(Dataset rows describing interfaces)

++++++++++++++++++++

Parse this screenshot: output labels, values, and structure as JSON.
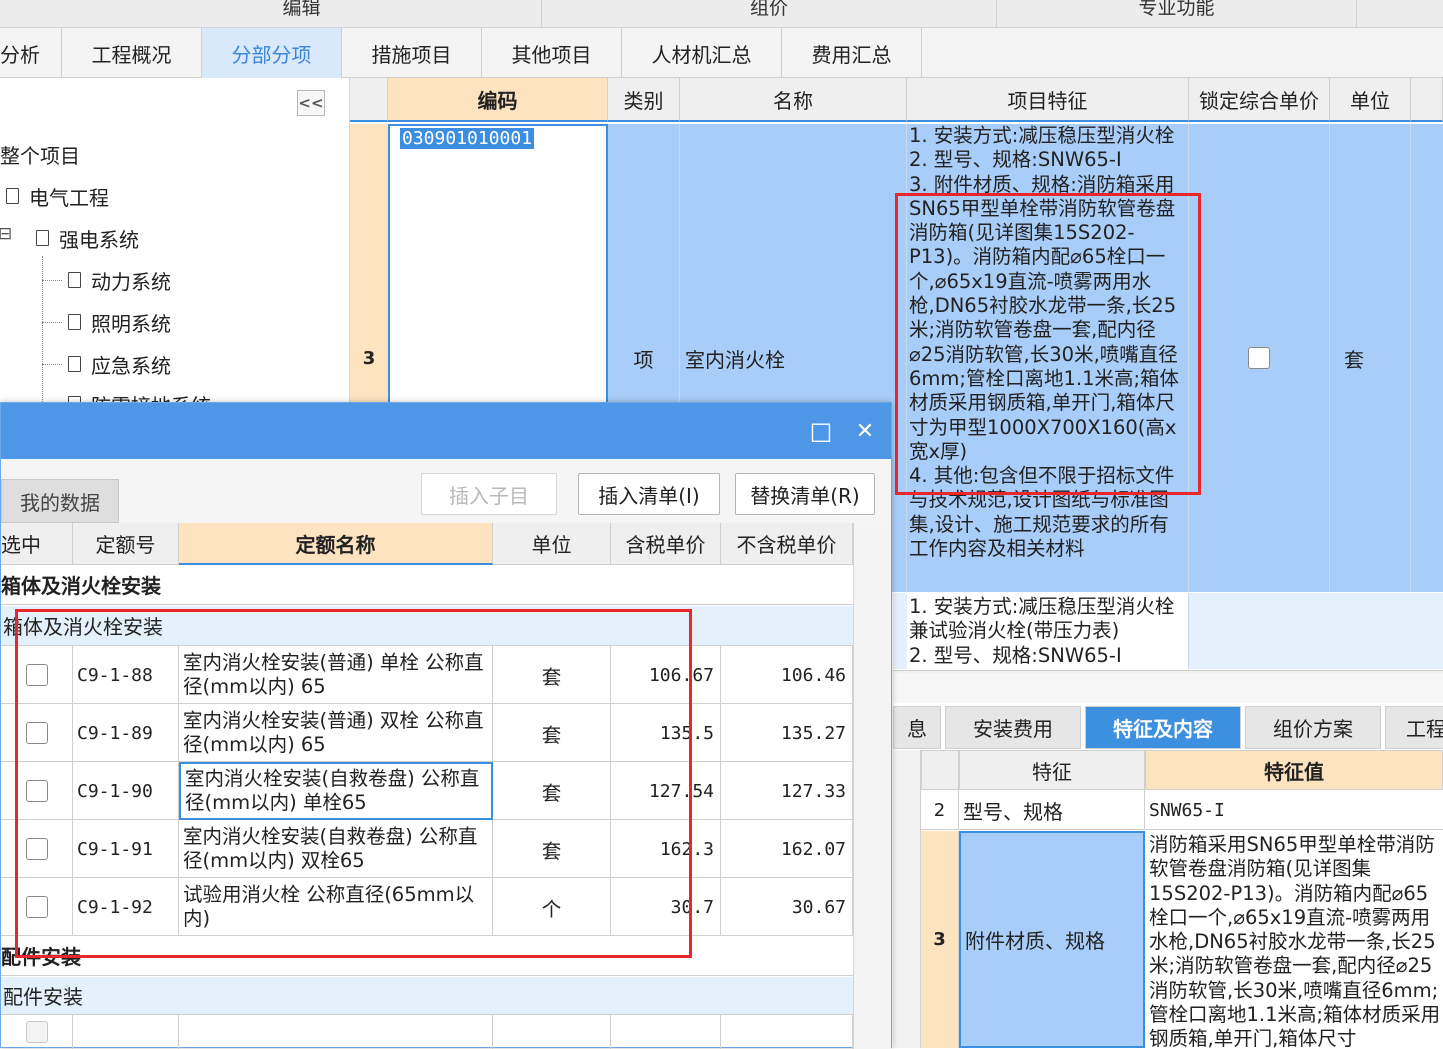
{
  "ribbon": {
    "groups": [
      "编辑",
      "组价",
      "专业功能"
    ]
  },
  "tabs": [
    "分析",
    "工程概况",
    "分部分项",
    "措施项目",
    "其他项目",
    "人材机汇总",
    "费用汇总"
  ],
  "active_tab": "分部分项",
  "tree": {
    "collapse_label": "<<",
    "items": [
      "整个项目",
      "电气工程",
      "强电系统",
      "动力系统",
      "照明系统",
      "应急系统",
      "防雷接地系统"
    ],
    "expand_toggle": "⊟"
  },
  "grid": {
    "headers": [
      "编码",
      "类别",
      "名称",
      "项目特征",
      "锁定综合单价",
      "单位"
    ],
    "row": {
      "num": "3",
      "code": "030901010001",
      "type": "项",
      "name": "室内消火栓",
      "features": [
        "1. 安装方式:减压稳压型消火栓",
        "2. 型号、规格:SNW65-I",
        "3. 附件材质、规格:消防箱采用SN65甲型单栓带消防软管卷盘消防箱(见详图集15S202-P13)。消防箱内配⌀65栓口一个,⌀65x19直流-喷雾两用水枪,DN65衬胶水龙带一条,长25米;消防软管卷盘一套,配内径⌀25消防软管,长30米,喷嘴直径6mm;管栓口离地1.1米高;箱体材质采用钢质箱,单开门,箱体尺寸为甲型1000X700X160(高x宽x厚)",
        "4. 其他:包含但不限于招标文件与技术规范,设计图纸与标准图集,设计、施工规范要求的所有工作内容及相关材料"
      ],
      "unit": "套"
    },
    "next_row_features": [
      "1. 安装方式:减压稳压型消火栓兼试验消火栓(带压力表)",
      "2. 型号、规格:SNW65-I"
    ]
  },
  "right_panel": {
    "tabs": [
      "息",
      "安装费用",
      "特征及内容",
      "组价方案",
      "工程"
    ],
    "active_tab": "特征及内容",
    "headers": [
      "特征",
      "特征值"
    ],
    "rows": [
      {
        "num": "2",
        "feature": "型号、规格",
        "value": "SNW65-I"
      },
      {
        "num": "3",
        "feature": "附件材质、规格",
        "value": "消防箱采用SN65甲型单栓带消防软管卷盘消防箱(见详图集15S202-P13)。消防箱内配⌀65栓口一个,⌀65x19直流-喷雾两用水枪,DN65衬胶水龙带一条,长25米;消防软管卷盘一套,配内径⌀25消防软管,长30米,喷嘴直径6mm;管栓口离地1.1米高;箱体材质采用钢质箱,单开门,箱体尺寸"
      }
    ]
  },
  "dialog": {
    "maximize": "□",
    "close": "✕",
    "tab": "我的数据",
    "buttons": [
      "插入子目",
      "插入清单(I)",
      "替换清单(R)"
    ],
    "headers": [
      "选中",
      "定额号",
      "定额名称",
      "单位",
      "含税单价",
      "不含税单价"
    ],
    "group1": "箱体及消火栓安装",
    "subgroup1": "箱体及消火栓安装",
    "rows": [
      {
        "code": "C9-1-88",
        "name": "室内消火栓安装(普通) 单栓 公称直径(mm以内) 65",
        "unit": "套",
        "tax_price": "106.67",
        "notax_price": "106.46"
      },
      {
        "code": "C9-1-89",
        "name": "室内消火栓安装(普通) 双栓 公称直径(mm以内) 65",
        "unit": "套",
        "tax_price": "135.5",
        "notax_price": "135.27"
      },
      {
        "code": "C9-1-90",
        "name": "室内消火栓安装(自救卷盘) 公称直径(mm以内) 单栓65",
        "unit": "套",
        "tax_price": "127.54",
        "notax_price": "127.33"
      },
      {
        "code": "C9-1-91",
        "name": "室内消火栓安装(自救卷盘) 公称直径(mm以内) 双栓65",
        "unit": "套",
        "tax_price": "162.3",
        "notax_price": "162.07"
      },
      {
        "code": "C9-1-92",
        "name": "试验用消火栓 公称直径(65mm以内)",
        "unit": "个",
        "tax_price": "30.7",
        "notax_price": "30.67"
      }
    ],
    "group2": "配件安装",
    "subgroup2": "配件安装"
  },
  "colors": {
    "accent": "#3d8fe0",
    "selected_row": "#a8cdf8",
    "highlight_header": "#fde3bf",
    "annotation": "#e8262b"
  }
}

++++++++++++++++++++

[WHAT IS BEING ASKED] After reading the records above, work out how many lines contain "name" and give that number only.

[RESULT FOR THIS TASK] 6